Midway explores the Pacific Theater in the aftermath of Pearl Harbor, but it’s different from many American films about World War II in one important respect. The movie delves into both sides of the decisive naval battle, and it treats Japanese soldiers with respect as well as American ones. Darren Criss and Keean Johnson, who play Lieutenant Commander Lindsey and James Murray, spoke with Screen Rant about the lives of their characters and the many forms of courage showcased in the story.
First of all, guys, amazing job on this film. It was brilliant; visually stunning, too. It was everything that you can do in a World War II movie in this modern era of technology. But let’s start with Murray: I want to talk about how his relationship is with Best and how that evolved throughout the course the film.
Keean Johnson: Yeah. Murray is a young man – not specified age, but young. Probably too young to be out there serving. And he's with Dick Best, who's this kind of hothead that seems as though he doesn't really care about life or death.

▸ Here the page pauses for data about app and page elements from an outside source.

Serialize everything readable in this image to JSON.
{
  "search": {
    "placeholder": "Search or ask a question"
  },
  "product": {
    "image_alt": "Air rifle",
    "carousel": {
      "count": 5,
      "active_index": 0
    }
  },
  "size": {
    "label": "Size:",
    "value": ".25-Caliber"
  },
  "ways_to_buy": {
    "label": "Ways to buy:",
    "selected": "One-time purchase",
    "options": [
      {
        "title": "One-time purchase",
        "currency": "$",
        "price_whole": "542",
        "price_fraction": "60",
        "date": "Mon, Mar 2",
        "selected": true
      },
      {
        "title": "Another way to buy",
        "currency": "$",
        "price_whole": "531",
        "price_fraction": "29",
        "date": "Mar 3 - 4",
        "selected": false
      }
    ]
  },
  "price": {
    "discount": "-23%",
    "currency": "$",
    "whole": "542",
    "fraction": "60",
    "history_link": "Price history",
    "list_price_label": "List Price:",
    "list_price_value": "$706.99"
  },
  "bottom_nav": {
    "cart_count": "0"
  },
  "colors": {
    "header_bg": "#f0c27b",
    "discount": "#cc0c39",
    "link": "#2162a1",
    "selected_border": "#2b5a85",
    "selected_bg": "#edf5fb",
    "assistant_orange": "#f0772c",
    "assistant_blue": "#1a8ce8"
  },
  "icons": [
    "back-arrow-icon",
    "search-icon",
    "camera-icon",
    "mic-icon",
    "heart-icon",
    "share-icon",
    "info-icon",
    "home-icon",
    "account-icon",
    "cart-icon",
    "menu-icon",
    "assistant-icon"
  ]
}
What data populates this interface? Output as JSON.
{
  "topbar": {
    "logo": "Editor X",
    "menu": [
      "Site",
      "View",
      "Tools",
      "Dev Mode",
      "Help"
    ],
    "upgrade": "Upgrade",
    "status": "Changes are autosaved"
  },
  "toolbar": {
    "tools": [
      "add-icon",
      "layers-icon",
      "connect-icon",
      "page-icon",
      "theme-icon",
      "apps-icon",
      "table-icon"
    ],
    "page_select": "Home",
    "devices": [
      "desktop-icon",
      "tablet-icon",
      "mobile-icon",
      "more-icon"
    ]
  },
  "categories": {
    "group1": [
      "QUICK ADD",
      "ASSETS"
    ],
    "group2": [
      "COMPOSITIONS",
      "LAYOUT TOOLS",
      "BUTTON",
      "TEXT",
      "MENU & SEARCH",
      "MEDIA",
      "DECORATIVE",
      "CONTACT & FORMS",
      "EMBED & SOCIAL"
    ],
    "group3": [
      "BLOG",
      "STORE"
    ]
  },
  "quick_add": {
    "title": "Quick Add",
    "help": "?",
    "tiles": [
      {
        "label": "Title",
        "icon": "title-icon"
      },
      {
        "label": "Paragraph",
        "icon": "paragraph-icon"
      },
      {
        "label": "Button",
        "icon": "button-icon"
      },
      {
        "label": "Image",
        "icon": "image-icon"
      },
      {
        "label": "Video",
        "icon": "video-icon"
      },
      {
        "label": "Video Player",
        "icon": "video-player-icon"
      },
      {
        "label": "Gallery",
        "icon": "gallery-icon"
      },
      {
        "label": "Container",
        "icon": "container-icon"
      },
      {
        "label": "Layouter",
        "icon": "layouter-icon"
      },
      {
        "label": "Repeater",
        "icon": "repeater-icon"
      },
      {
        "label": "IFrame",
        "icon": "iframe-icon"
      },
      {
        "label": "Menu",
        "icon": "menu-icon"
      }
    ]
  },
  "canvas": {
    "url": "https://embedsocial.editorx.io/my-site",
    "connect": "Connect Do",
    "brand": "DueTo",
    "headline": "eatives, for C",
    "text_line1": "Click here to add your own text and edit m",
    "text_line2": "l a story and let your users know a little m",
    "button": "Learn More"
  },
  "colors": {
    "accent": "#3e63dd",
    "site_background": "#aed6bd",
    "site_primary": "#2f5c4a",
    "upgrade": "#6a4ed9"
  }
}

So, you kind of have this juxtaposition of these two guys. One’s the big courage, has all this courage, and the other one is meek and almost not sure whether he wants to be there. I think that there is a lot of fun moments and interesting moments to play of a soldier who's really scared – and playing on the reality of what I'm sure a lot of young men were going through during that time.
And Lindsey, I like to think that he's a smarter version of Best in a way. He's more logical in his way of thinking. Can you talk to me about the rivalry between Best and Lindsay?
Darren Criss: Well, the thing that I like about this film is how courage and heroism is displayed in many different manners. There's no right or correct way to be your own hero and service the things that you believe in the best. War is absolute chaos. And so, in the case of Keean's character, just rising to the occasion; that's its own courage. Even though there's a danger in the lack of his own caring about his immortality, Dick Best, that is its own courage to inspire other people.
And so, I think, Lieutenant Commander Lindsey’s courage is kind of sticking to the book and being logical about these things. How many lives can we save? How can we be most effective in the tried and true way of things? How can that help people? Which is sort of dimensionally opposed to how Dick Best acts, at least in the context of this story.
But those are two very courageous and heroic ways of thinking that might come to blows, and I think it's nice that throughout the course of the film they kind of recognize that in each other. At the end of the day, they're both there for the same reason and they just have different methods of accomplishing it.
We've seen World War II films throughout history. Why is it important for the contemporary modern-day society to see films that are historically based on things from our past?
Darren Criss: Well, this is a World War II movie and it specifically focuses on the Pacific Theater, in particular the American and Japanese front. But make no mistake, this is world history. This is a world story. If the Battle of Midway had gone differently, the entire Northwest if not the West Coast of the United States would be speaking a different language. The world would be a very alternate place, and that would have affected the rest of the world.
So, when you have war stories, they’re international tales. Because, you know, courage really has no nationality. Overcoming odds is a universal tale. When we watch Greek tragedies or Shakespearean plays, the plights of the Romans and people around the world, we don't go, “Oh, well, I'm not Roman. I don't understand what that is.” We know what it's like to be up against something and what it is to root for people that are subscribing themselves to things that are bigger than themselves.
Keean Johnson: And it's also great to play both sides of the story. Many years ago, it probably would have been a little bit more biased. And I think that it was incredible to have both sides to show. Honestly, some of the most emotional moments were with the Japanese crew.
Darren Criss: I completely agree.
Keean Johnson: The sacrifice, that is true courage that is built into them over the years because of their culture. How they're willing to sacrifice, even after they've lost, sacrifice themselves for a point. For that sense of honor.
Darren Criss: It's a very moving thing. And I like how you show two sides that are equally brilliant and doing their best given crazy circumstances. What does that say about, not necessarily a country, but a human being? I think it speaks very well of both.
Well, you guys did a great job. I can't wait for everyone to see this movie. And great point about seeing both sides; this is a smart way of doing that.
Darren Criss: It's very respectful and inspiring.
- Midway (2019) release date: Nov 08, 2019